WORK REQUEST >> Scan the entries for the word "this" and return every line that has it.

PROVIDED DATA START

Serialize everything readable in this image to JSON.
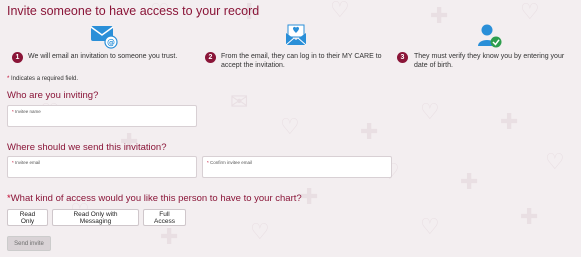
{
  "page": {
    "title": "Invite someone to have access to your record"
  },
  "steps": [
    {
      "number": "1",
      "icon": "email-at-icon",
      "text": "We will email an invitation to someone you trust."
    },
    {
      "number": "2",
      "icon": "open-envelope-heart-icon",
      "text": "From the email, they can log in to their MY CARE to accept the invitation."
    },
    {
      "number": "3",
      "icon": "verified-person-icon",
      "text": "They must verify they know you by entering your date of birth."
    }
  ],
  "required_note": {
    "star": "*",
    "text": "Indicates a required field."
  },
  "who": {
    "heading": "Who are you inviting?",
    "invitee_name": {
      "label": "Invitee name",
      "value": ""
    }
  },
  "where": {
    "heading": "Where should we send this invitation?",
    "invitee_email": {
      "label": "Invitee email",
      "value": ""
    },
    "confirm_email": {
      "label": "Confirm invitee email",
      "value": ""
    }
  },
  "access": {
    "heading": "What kind of access would you like this person to have to your chart?",
    "options": [
      "Read Only",
      "Read Only with Messaging",
      "Full Access"
    ]
  },
  "send_button": {
    "label": "Send invite"
  },
  "colors": {
    "brand": "#8a1538",
    "background": "#f3eef0",
    "icon_blue": "#2a8fd8",
    "check_green": "#2e9e4e"
  }
}
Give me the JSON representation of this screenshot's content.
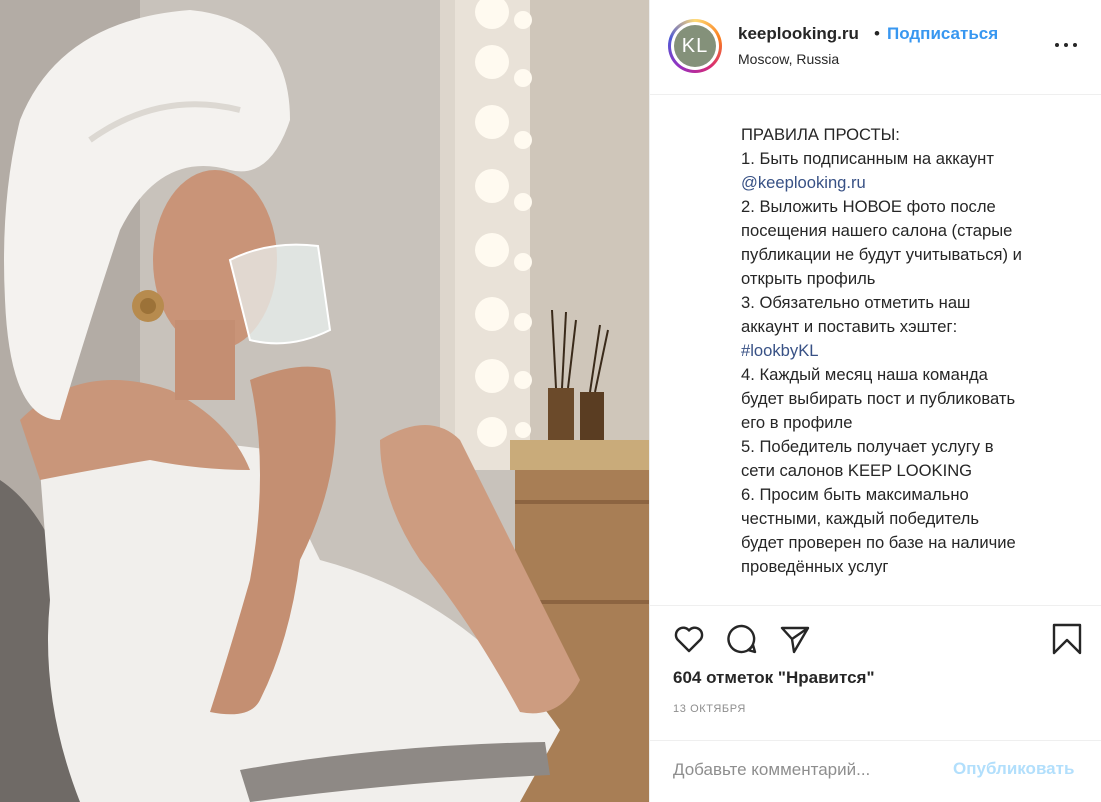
{
  "post": {
    "photo_description_icon": "photo-icon"
  },
  "header": {
    "avatar_initials": "KL",
    "username": "keeplooking.ru",
    "separator": "•",
    "follow_label": "Подписаться",
    "location": "Moscow, Russia",
    "more_icon": "more-options-icon"
  },
  "caption": {
    "lines": [
      {
        "text": "ПРАВИЛА ПРОСТЫ:",
        "link": false
      },
      {
        "text": "1. Быть подписанным на аккаунт",
        "link": false
      },
      {
        "text": "@keeplooking.ru",
        "link": true
      },
      {
        "text": "2. Выложить НОВОЕ фото после",
        "link": false
      },
      {
        "text": "посещения нашего салона (старые",
        "link": false
      },
      {
        "text": "публикации не будут учитываться) и",
        "link": false
      },
      {
        "text": "открыть профиль",
        "link": false
      },
      {
        "text": "3. Обязательно отметить наш",
        "link": false
      },
      {
        "text": "аккаунт и поставить хэштег:",
        "link": false
      },
      {
        "text": "#lookbyKL",
        "link": true
      },
      {
        "text": "4. Каждый месяц наша команда",
        "link": false
      },
      {
        "text": "будет выбирать пост и публиковать",
        "link": false
      },
      {
        "text": "его в профиле",
        "link": false
      },
      {
        "text": "5. Победитель получает услугу в",
        "link": false
      },
      {
        "text": "сети салонов KEEP LOOKING",
        "link": false
      },
      {
        "text": "6. Просим быть максимально",
        "link": false
      },
      {
        "text": "честными, каждый победитель",
        "link": false
      },
      {
        "text": "будет проверен по базе на наличие",
        "link": false
      },
      {
        "text": "проведённых услуг",
        "link": false
      }
    ]
  },
  "actions": {
    "like_icon": "heart-icon",
    "comment_icon": "comment-icon",
    "share_icon": "share-icon",
    "save_icon": "bookmark-icon",
    "likes_text": "604 отметок \"Нравится\"",
    "date_text": "13 ОКТЯБРЯ"
  },
  "comment": {
    "placeholder": "Добавьте комментарий...",
    "publish_label": "Опубликовать"
  },
  "colors": {
    "accent": "#3897f0",
    "publish_disabled": "#b2dffc",
    "link": "#385185",
    "text": "#262626",
    "muted": "#8e8e8e"
  }
}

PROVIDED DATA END

PROBLEM SOLUTION >>
Serialize everything readable in this image to JSON.
    "heading": "Where should we send this invitation?",
    "heading": "What kind of access would you like this person to have to your chart?",
Give me the JSON representation of this screenshot's content.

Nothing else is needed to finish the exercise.